▶ [Problem requirements] Each line holding the word "aprile" must appear in the answer, copied from the entries.

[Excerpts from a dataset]
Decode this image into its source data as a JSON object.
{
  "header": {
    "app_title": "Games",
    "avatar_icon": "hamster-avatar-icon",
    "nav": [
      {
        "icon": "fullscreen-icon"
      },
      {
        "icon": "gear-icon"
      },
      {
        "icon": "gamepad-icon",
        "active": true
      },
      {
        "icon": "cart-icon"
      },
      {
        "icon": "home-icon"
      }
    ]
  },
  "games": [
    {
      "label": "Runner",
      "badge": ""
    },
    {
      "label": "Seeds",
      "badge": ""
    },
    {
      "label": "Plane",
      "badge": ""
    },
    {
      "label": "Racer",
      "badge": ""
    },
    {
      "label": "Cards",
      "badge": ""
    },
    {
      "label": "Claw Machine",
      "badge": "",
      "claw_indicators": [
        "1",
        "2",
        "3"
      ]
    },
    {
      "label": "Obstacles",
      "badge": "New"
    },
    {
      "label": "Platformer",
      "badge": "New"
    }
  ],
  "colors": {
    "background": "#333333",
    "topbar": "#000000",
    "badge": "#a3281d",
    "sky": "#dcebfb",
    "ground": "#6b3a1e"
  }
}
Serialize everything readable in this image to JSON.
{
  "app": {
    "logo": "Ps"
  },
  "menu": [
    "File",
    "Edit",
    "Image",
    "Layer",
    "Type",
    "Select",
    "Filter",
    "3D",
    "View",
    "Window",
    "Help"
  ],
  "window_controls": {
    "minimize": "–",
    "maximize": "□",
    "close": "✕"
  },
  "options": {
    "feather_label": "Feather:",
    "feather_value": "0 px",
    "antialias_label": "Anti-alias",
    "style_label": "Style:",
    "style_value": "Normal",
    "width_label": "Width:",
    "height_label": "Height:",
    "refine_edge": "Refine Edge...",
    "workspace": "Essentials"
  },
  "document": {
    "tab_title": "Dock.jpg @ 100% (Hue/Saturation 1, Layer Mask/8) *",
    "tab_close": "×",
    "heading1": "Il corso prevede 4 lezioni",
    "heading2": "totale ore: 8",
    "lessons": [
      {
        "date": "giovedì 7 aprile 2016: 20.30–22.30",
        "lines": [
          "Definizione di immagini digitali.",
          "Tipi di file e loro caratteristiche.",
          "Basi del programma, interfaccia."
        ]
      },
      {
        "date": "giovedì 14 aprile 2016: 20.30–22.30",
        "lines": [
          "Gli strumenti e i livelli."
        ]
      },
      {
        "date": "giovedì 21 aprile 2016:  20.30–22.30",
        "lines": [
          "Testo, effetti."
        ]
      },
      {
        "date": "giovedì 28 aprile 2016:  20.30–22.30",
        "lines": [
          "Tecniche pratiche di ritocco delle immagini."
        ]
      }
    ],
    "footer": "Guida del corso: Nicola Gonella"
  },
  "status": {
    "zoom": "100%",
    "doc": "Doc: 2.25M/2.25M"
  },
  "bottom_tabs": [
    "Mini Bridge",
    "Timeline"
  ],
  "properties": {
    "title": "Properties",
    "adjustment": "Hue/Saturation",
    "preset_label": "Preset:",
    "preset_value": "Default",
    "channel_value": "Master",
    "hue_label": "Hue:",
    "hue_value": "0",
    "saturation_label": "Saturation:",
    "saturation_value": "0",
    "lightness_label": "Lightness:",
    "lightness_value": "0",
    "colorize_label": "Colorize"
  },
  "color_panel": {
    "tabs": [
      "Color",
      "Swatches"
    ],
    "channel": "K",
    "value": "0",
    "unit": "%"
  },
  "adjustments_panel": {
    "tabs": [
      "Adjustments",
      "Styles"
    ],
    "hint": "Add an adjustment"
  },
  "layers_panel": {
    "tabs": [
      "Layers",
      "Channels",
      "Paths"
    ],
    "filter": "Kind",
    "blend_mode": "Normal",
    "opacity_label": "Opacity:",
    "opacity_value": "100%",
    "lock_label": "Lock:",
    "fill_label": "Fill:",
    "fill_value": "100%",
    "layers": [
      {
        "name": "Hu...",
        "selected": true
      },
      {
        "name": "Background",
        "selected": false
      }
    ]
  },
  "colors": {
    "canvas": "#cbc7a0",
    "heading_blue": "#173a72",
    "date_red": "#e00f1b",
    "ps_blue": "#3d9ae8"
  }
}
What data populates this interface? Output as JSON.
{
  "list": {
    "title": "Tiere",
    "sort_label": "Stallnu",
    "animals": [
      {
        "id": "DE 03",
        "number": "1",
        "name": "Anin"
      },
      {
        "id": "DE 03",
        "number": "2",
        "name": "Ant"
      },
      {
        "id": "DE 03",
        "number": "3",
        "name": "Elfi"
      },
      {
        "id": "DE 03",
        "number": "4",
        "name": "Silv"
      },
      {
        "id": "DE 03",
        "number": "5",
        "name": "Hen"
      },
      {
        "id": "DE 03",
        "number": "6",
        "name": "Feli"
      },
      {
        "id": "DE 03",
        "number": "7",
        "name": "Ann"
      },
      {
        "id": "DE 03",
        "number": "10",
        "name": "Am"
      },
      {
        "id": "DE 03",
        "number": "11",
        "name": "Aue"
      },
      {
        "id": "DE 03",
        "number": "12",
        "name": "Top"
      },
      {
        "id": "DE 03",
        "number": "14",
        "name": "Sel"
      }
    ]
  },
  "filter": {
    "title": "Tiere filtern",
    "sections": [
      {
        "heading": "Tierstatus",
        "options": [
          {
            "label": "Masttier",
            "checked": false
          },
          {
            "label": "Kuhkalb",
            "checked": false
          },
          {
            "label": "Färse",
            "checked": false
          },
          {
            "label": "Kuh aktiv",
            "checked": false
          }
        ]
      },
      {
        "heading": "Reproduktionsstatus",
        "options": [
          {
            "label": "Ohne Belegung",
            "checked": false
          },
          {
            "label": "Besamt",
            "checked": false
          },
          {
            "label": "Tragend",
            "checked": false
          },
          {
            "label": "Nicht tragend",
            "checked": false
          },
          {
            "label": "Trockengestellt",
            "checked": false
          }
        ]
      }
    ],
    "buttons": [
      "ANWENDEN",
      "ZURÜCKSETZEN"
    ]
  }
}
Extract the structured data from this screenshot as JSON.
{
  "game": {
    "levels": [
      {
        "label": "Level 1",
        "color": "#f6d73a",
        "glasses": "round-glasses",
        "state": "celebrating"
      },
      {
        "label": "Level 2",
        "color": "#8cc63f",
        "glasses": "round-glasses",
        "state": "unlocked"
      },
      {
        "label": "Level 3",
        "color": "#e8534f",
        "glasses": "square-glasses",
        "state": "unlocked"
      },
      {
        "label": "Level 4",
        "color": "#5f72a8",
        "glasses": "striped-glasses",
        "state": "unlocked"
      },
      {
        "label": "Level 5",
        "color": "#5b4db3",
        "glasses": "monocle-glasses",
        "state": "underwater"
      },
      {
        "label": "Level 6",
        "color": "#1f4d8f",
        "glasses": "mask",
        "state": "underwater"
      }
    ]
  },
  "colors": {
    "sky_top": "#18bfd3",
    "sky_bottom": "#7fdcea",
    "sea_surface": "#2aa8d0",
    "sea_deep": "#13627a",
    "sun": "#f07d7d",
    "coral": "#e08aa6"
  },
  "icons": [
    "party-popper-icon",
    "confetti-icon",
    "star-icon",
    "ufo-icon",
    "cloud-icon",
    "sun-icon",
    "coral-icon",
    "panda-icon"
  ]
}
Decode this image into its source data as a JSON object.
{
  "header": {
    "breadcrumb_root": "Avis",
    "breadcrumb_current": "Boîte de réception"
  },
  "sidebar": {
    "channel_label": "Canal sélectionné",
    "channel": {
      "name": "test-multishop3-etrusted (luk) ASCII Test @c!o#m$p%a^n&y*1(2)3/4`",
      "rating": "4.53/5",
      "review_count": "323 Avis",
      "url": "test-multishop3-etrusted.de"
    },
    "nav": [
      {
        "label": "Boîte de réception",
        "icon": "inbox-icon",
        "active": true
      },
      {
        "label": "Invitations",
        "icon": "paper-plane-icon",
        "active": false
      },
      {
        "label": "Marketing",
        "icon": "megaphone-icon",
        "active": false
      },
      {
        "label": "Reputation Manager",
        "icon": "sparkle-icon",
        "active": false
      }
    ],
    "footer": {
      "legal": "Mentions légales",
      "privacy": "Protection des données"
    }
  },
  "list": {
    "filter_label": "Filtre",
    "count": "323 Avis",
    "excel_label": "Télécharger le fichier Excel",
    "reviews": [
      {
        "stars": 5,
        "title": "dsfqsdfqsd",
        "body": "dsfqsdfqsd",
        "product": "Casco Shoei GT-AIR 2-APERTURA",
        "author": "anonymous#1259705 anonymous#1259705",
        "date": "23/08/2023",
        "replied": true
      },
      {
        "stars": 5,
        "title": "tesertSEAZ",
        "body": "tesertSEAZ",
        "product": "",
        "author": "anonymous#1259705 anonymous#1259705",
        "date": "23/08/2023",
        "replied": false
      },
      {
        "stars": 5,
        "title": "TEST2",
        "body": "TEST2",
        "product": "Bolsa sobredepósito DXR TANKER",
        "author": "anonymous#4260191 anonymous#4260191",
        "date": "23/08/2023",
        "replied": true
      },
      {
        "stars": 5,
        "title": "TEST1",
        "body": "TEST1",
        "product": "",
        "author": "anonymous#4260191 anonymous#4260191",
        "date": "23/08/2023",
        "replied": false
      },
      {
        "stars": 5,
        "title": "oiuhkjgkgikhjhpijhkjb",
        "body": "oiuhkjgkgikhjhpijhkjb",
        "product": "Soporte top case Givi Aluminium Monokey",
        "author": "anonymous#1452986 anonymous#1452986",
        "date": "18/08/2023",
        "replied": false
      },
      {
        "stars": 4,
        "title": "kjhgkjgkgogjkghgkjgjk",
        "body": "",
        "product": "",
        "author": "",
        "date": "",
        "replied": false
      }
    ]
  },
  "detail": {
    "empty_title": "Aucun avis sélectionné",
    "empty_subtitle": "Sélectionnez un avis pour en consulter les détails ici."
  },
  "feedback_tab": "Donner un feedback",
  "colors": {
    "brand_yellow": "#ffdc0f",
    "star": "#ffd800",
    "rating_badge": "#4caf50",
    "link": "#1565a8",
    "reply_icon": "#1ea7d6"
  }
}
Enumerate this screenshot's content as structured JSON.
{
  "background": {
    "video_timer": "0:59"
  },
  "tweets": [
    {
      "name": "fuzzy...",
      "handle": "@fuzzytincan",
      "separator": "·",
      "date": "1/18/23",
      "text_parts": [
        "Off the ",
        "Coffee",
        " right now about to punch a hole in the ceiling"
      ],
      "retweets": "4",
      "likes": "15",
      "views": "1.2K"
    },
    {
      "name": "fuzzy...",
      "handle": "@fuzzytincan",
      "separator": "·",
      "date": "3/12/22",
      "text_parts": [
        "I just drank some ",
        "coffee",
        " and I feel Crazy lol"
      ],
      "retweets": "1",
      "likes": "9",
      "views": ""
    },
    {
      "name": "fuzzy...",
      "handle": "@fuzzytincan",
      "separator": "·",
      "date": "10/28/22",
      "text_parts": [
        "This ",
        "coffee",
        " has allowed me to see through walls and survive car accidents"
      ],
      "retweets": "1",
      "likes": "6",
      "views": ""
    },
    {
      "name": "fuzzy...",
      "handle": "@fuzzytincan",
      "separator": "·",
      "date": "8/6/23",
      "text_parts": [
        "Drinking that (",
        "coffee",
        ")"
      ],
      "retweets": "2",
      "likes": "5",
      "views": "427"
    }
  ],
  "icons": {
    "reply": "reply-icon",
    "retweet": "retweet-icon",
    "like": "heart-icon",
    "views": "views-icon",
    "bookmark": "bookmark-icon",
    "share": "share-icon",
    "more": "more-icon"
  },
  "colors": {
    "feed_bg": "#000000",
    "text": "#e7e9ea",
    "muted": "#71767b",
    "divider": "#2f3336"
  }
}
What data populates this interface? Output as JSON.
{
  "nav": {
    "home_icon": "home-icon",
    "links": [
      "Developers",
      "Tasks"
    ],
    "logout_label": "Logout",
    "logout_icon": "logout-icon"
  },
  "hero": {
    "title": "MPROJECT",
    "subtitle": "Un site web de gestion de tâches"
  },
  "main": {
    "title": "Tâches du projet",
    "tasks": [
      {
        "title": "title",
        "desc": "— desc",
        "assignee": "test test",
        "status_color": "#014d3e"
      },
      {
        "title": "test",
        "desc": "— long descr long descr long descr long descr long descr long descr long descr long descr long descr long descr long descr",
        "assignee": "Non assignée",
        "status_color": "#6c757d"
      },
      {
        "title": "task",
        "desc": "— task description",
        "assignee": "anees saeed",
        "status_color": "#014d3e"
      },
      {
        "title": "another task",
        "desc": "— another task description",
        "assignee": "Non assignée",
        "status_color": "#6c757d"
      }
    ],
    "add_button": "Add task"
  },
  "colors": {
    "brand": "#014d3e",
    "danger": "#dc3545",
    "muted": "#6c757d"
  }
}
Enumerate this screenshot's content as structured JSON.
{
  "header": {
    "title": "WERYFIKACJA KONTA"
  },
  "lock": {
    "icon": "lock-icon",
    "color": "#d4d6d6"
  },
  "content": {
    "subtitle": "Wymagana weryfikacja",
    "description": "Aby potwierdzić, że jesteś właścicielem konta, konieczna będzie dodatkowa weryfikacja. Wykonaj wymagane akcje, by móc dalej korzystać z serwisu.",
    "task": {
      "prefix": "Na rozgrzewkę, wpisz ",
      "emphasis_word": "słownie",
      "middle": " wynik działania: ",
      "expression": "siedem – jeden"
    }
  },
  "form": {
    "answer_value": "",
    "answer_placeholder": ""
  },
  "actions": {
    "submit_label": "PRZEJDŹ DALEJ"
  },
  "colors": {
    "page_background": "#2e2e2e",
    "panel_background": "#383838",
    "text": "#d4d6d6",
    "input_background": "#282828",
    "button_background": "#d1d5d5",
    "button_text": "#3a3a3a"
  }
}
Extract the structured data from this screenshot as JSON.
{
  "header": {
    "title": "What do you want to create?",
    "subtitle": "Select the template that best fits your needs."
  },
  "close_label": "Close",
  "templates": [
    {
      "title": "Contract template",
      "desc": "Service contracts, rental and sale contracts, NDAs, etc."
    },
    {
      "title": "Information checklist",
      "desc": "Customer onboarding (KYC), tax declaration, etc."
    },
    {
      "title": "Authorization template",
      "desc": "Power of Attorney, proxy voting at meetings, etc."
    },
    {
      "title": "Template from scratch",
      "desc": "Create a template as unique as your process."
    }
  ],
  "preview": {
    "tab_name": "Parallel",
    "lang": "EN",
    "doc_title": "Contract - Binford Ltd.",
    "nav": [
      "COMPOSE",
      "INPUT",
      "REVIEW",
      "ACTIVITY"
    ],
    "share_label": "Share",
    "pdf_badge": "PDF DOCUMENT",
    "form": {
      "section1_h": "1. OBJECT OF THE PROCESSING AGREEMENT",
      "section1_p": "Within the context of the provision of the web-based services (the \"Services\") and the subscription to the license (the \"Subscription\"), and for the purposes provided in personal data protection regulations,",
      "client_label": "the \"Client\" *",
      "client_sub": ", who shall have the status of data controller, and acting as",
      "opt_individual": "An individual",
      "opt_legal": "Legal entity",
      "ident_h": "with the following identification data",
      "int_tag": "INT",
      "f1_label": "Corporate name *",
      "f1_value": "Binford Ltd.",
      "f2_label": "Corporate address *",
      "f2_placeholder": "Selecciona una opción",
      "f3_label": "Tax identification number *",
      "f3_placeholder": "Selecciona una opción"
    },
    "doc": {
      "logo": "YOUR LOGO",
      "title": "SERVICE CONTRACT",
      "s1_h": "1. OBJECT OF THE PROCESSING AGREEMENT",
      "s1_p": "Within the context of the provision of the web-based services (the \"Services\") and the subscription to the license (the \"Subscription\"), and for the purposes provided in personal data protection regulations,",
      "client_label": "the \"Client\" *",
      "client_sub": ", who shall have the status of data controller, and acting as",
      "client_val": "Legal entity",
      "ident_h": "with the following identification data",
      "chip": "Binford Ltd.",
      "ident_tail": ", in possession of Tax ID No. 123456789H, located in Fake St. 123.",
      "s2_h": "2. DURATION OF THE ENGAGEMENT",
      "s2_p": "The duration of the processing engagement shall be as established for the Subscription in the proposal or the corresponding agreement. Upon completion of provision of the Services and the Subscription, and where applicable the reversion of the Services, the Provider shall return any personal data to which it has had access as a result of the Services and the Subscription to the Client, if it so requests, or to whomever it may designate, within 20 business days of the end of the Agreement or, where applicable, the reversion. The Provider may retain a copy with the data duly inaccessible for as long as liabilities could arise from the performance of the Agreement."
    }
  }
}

▶ [Task answer]
        "date": "giovedì 7 aprile 2016: 20.30–22.30",
        "date": "giovedì 14 aprile 2016: 20.30–22.30",
        "date": "giovedì 21 aprile 2016:  20.30–22.30",
        "date": "giovedì 28 aprile 2016:  20.30–22.30",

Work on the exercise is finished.